That does seem to be the case lately with a lot of the ftp games I’ve tried. There is always something, a mechanic or implementation of cash shop items that impacts play almost enough to ruin the experience but there is never just one complication within each model and it all seems to add up.
The logic we hold is if a game is fun, or well designed enough then people will pay for it. Something that seems to hold true with how people have now taken to the whole crowd-funding kick, with projects getting millions from eager players interested in an idea. So yeh, people will pay not just for a good game just the potential of one.
Value seems to be something we can actively determine when looking at a game or project but where we see value is a little harder to ascertain as there are a lot of factors that tend to influence our opinions. The hype cycle and marketing of game soften influences purchases without knowing if the game is good or not. We Also often take reviews and Youtubers for their word on products quite often without a personal appraisal of value.
Another issue I think with this modern age of gaming and the prevalence of ftp is how we determine the value of in-game items. Most comparisons we make when determining value are to like objects, games to games but it seems when I make comparisons for in game items I make them towards base games as well. My cost analysis is based on what else I could be getting instead within the industry.
It is here I think the ftp system fails a bit, especially when you try charging premium prices for shiny online baubles. Even if you technically have a good game, a fun game and a quality product that perceived value of digital items is still far more tenuous. It’s something that really doesn’t have any value except what we personally give it and with the rate people change games rather pointless as well.

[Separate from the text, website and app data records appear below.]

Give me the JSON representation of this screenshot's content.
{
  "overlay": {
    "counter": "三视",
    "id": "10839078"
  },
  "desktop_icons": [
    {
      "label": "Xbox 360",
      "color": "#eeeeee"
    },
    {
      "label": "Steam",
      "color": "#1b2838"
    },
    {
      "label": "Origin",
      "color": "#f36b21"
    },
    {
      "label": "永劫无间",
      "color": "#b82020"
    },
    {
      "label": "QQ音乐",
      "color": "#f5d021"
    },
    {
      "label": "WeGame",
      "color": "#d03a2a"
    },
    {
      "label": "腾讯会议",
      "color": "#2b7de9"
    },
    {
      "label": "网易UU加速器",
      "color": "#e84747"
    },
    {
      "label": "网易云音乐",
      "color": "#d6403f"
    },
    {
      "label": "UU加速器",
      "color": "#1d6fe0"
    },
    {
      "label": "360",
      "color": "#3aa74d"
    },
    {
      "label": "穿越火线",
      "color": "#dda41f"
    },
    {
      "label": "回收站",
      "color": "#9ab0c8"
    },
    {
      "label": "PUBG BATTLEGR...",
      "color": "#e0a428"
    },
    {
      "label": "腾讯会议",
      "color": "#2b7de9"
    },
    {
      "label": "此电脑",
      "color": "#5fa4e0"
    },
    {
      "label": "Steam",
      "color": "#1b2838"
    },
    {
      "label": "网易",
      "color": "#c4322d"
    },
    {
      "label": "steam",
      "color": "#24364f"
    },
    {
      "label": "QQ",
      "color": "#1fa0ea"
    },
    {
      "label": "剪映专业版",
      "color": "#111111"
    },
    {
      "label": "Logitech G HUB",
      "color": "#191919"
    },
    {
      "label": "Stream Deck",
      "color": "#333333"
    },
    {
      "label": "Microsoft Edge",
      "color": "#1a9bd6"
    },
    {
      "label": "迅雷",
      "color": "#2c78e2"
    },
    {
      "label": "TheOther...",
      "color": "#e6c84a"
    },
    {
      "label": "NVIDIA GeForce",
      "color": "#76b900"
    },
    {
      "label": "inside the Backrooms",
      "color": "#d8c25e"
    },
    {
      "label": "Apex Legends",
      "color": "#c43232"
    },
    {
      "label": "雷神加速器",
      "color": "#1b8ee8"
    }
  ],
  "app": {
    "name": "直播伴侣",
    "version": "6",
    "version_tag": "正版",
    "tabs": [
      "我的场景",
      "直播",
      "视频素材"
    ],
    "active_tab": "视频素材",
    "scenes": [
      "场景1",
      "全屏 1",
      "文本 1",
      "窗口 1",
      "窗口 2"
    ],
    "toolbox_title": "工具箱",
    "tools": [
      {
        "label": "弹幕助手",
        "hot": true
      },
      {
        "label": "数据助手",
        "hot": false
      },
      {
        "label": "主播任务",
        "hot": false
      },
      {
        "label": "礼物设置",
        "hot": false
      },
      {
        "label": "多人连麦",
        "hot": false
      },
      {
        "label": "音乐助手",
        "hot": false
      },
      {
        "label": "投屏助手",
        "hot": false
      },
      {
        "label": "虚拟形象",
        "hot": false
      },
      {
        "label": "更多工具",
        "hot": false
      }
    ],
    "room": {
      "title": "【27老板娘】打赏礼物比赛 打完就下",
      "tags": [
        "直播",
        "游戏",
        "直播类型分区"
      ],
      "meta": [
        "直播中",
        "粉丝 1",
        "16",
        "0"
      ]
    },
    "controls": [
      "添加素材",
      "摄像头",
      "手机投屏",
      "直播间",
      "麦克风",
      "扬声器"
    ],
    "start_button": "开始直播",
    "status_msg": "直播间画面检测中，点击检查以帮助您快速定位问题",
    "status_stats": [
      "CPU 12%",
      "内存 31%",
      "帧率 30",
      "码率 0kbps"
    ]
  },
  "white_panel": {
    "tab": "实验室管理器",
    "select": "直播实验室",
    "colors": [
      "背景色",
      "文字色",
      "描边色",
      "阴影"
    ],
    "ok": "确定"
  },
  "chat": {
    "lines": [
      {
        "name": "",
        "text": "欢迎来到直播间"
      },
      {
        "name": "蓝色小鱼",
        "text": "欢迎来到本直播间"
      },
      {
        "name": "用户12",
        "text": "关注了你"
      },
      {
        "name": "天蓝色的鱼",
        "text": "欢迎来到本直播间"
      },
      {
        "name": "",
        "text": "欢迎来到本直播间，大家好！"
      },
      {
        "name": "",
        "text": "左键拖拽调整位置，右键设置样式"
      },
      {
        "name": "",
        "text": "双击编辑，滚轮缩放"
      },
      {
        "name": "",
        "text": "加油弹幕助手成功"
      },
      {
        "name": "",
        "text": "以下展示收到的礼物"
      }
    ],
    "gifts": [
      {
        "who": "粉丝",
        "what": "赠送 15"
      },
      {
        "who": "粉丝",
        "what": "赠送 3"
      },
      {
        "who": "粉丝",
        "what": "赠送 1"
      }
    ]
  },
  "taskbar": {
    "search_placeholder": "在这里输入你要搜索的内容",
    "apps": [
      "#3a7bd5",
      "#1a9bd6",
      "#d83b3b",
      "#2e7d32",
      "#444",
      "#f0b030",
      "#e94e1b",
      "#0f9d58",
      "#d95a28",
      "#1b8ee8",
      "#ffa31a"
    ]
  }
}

If I see a character or whatever for ten dollars I think about the other indie games and things on sale that I could get instead… And then buy those. It just isn’t worth it to me. Five dollars and I’m going to be thinking over it though.
It is something I don’t think a lot of companies have come to realise just yet. They are price marking based on comparisons to other cash shops. Continuing the same cycle and the same mistakes like they always seem to do without realising how much this has become a value driven industry. It seems everyone is becoming more of a save consumer, finding best prices waiting for sales say and assigning value, and what we have now with ftpmostly doesn’t fit into that.
The funny thing with spending money too is that it often makes us far more invested in a product. If I’ve never put any money into a game because of its outlandish pricing, or refusal against frustration then there is little investment there but the time I’ve put in. Sometimes that can be enough but not usually. The more I put in, the more I might get invested. The more I put in the longer I might play. It is a cycle of purchasing, playing and getting invested within experiences that used to be an important part of the industry. You buy a box game and you get your money’s worth out of it, and as you’re doing that you learn more about the game and the world, you might get more skilled and of course, get more invested. We are now skipping that first step and you can see the impact with how much being a gaming tourist has taken over.
Time for a change. Time to start appealing to the unwashed masses with these items rather than the whales. Time to make games, and their shops so that most can and will get involved more often and maybe create a better overall experience.